Work instruction: From the material below, copy out each line with the word "meta" in it.

Supplied material:
□ □ □ □ □

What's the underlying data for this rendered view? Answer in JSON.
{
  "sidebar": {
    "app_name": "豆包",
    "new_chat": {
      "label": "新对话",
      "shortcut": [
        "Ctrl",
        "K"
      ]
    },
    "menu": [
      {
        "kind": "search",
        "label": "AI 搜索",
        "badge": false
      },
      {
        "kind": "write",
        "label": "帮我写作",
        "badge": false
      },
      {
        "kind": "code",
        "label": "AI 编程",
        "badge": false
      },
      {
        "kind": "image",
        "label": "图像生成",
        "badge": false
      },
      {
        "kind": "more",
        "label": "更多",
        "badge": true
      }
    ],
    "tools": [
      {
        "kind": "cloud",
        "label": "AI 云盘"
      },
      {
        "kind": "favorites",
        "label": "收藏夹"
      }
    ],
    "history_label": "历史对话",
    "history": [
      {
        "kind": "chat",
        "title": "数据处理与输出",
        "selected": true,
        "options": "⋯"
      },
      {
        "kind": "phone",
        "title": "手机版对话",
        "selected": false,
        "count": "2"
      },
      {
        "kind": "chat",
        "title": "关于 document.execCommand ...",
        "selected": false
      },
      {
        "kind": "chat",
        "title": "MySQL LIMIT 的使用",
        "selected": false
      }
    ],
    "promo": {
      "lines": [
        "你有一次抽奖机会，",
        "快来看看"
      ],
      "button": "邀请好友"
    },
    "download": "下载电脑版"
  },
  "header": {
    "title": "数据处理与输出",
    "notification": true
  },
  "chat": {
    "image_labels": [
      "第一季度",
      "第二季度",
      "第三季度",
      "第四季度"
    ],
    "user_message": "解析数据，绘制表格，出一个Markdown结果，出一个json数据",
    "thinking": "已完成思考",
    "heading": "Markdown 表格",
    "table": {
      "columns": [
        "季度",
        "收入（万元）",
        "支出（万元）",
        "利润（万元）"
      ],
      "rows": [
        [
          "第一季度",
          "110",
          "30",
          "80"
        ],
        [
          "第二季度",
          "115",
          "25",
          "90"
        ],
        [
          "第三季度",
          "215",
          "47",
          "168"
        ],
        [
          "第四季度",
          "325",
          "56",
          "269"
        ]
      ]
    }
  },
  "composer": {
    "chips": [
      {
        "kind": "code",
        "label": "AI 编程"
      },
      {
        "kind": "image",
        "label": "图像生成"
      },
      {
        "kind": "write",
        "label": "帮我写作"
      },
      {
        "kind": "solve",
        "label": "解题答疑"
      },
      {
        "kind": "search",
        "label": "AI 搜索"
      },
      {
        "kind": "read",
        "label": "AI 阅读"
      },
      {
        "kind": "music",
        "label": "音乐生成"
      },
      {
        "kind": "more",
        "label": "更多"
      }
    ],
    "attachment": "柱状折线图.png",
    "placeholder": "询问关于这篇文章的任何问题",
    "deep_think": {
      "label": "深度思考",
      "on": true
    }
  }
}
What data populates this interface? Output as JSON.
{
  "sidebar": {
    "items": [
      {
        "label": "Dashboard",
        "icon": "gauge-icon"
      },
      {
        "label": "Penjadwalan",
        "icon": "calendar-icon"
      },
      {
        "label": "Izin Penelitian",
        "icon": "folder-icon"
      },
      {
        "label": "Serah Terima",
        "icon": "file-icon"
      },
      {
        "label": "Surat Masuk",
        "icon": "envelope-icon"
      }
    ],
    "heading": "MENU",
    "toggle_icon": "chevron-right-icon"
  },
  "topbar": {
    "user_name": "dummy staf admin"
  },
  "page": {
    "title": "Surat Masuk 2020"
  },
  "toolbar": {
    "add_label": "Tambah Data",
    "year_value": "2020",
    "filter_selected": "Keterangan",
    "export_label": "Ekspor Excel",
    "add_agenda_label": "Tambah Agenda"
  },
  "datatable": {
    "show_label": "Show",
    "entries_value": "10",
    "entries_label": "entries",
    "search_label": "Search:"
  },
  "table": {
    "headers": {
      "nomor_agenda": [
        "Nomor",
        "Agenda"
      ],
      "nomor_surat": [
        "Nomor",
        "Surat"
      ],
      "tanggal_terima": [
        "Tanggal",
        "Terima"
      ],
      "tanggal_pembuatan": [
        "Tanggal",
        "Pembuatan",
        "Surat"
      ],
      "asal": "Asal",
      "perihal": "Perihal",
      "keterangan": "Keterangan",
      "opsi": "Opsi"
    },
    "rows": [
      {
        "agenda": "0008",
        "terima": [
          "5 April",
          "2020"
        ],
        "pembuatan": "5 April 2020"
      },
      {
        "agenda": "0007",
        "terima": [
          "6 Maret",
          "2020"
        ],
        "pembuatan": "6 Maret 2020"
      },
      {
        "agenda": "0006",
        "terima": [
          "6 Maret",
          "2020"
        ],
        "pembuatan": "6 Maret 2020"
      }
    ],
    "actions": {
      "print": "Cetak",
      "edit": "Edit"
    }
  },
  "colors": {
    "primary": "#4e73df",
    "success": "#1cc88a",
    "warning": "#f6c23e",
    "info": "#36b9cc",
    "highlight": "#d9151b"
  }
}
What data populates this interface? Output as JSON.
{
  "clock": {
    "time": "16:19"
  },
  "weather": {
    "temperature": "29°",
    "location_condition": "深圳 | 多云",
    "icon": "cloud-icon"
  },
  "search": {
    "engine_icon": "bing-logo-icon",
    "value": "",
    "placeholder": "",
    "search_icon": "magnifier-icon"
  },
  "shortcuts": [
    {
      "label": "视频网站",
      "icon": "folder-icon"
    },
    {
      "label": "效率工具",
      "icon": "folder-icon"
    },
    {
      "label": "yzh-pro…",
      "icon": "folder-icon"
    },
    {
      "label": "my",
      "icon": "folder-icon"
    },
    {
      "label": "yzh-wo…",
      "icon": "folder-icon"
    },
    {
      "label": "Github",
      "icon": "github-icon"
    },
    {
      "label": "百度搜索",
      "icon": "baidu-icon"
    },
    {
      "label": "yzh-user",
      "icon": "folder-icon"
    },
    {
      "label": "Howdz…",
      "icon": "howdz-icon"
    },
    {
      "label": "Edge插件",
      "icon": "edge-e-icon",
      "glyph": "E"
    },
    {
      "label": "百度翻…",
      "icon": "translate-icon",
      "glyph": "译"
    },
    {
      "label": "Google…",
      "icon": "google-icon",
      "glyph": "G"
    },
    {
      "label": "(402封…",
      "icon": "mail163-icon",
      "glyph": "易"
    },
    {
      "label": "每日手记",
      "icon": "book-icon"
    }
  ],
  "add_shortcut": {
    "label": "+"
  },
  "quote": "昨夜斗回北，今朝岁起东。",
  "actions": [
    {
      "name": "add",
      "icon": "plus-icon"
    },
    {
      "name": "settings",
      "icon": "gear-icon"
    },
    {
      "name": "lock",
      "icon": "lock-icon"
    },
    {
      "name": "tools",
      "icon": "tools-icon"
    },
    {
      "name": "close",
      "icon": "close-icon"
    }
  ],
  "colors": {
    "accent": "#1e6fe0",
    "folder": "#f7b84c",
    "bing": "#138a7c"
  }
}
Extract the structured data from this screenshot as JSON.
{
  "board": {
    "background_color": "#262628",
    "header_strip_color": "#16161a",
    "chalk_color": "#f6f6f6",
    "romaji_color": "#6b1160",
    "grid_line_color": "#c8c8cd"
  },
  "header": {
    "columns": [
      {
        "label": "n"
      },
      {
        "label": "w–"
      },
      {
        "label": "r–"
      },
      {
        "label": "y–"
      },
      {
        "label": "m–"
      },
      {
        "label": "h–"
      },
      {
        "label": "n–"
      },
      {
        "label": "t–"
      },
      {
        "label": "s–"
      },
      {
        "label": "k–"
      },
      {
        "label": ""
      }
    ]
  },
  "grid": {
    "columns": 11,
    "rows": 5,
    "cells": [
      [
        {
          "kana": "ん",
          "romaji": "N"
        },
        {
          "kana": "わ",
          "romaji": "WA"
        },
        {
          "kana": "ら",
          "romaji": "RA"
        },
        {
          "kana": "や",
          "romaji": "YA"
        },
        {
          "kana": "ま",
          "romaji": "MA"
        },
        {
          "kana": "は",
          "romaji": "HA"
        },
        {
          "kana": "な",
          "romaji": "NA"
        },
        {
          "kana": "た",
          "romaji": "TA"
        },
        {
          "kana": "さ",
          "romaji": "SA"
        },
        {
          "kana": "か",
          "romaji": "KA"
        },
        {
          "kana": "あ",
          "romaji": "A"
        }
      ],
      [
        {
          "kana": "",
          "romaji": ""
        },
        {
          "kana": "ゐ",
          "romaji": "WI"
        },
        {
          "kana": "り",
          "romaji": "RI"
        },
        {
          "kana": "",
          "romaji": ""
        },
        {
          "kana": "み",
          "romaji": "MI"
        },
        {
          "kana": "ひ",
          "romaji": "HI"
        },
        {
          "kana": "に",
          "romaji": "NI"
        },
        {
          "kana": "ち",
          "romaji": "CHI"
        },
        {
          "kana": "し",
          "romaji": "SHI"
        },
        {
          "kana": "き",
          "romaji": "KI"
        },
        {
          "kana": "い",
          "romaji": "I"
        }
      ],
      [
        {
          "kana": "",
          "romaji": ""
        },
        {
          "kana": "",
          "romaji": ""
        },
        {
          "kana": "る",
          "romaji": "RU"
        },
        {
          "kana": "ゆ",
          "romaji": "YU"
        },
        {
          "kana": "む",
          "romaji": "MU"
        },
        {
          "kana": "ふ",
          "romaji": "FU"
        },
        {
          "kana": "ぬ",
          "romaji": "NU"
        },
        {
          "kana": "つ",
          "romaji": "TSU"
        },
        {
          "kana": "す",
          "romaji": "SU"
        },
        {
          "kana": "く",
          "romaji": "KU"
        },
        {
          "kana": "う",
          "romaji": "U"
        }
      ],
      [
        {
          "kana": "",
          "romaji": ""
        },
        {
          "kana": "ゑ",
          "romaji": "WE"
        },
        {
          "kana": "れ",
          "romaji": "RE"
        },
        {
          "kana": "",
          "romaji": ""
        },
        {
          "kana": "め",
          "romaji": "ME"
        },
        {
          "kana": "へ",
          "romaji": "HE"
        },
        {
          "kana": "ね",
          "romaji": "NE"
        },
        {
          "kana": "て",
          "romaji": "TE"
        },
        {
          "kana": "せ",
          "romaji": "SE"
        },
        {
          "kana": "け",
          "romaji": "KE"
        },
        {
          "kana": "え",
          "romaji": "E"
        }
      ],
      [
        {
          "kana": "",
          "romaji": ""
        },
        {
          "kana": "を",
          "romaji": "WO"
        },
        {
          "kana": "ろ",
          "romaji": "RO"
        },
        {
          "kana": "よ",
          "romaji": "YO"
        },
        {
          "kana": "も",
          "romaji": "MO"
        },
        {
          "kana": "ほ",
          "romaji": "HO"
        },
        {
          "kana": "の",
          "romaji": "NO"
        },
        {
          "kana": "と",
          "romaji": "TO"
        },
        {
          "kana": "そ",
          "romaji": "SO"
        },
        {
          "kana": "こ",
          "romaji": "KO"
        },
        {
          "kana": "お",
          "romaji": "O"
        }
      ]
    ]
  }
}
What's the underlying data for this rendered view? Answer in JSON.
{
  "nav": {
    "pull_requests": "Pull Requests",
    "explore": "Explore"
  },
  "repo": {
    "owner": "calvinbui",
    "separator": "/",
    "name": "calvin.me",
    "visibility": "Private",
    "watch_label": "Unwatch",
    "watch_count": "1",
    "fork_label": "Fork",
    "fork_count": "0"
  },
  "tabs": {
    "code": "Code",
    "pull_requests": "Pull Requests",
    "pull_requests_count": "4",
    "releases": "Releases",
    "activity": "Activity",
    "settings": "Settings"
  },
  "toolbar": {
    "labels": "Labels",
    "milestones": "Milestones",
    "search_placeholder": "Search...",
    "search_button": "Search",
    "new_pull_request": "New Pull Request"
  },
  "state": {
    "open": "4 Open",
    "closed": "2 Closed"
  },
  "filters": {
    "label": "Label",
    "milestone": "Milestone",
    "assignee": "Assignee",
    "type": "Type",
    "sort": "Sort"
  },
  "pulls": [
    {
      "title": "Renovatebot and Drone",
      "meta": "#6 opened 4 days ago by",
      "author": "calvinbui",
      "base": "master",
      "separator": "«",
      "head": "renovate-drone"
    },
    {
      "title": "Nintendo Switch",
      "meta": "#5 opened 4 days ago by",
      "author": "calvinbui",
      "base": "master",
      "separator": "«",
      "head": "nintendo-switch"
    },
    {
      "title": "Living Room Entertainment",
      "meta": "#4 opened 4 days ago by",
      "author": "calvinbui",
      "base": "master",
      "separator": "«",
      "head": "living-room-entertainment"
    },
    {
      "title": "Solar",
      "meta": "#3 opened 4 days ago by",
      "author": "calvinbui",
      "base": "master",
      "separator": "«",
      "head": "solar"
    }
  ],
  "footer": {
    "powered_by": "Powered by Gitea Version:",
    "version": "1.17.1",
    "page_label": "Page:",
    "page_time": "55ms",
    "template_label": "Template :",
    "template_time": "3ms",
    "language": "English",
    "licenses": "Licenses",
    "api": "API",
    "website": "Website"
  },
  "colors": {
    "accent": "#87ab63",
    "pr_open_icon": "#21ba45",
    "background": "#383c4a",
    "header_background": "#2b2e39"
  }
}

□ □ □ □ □

Solution for this problem:
      "meta": "#6 opened 4 days ago by",
      "meta": "#5 opened 4 days ago by",
      "meta": "#4 opened 4 days ago by",
      "meta": "#3 opened 4 days ago by",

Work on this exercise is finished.